DATASET RECORDS ->

═══

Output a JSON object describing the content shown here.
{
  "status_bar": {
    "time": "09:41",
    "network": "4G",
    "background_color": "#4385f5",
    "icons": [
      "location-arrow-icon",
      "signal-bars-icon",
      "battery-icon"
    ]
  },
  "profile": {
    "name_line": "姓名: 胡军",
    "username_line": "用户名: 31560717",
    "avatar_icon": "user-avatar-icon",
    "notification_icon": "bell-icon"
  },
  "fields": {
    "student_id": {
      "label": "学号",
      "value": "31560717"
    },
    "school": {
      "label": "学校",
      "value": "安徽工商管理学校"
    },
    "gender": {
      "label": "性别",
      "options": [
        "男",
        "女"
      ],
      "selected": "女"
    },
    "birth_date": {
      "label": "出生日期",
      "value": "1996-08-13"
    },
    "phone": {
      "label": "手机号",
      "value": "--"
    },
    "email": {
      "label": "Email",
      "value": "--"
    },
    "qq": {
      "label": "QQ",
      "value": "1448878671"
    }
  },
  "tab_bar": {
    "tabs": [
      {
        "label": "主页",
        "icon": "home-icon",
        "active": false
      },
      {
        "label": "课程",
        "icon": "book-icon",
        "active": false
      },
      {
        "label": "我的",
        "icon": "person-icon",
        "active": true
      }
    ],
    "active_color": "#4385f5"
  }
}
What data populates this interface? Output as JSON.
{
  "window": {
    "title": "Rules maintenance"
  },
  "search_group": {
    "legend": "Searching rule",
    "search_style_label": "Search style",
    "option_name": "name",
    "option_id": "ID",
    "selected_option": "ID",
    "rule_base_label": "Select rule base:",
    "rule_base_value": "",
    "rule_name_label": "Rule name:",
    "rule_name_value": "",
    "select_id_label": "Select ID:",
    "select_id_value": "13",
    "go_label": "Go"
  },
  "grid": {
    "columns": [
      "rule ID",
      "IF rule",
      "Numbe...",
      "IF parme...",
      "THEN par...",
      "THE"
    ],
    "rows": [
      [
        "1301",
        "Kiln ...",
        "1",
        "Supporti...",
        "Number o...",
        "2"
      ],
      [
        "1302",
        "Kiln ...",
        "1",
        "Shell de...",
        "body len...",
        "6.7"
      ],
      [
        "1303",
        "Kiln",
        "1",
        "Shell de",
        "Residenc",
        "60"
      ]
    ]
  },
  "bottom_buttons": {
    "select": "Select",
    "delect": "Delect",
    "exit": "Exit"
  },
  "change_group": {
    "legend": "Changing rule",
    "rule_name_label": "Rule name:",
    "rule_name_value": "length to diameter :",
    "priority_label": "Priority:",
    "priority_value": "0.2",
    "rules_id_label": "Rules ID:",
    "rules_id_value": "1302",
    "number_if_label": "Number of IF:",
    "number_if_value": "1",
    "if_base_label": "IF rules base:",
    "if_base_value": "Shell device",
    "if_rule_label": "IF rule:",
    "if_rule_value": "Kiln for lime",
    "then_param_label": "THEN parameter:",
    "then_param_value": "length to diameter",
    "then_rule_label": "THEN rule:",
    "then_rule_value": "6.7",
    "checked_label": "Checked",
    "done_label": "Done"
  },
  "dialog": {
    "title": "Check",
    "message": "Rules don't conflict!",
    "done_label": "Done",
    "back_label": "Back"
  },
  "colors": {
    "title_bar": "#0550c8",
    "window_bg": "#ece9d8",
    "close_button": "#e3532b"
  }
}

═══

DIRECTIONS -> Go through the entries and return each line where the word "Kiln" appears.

WRITTEN RESPONSE ->
        "Kiln ...",
        "Kiln ...",
        "Kiln",
    "if_rule_value": "Kiln for lime",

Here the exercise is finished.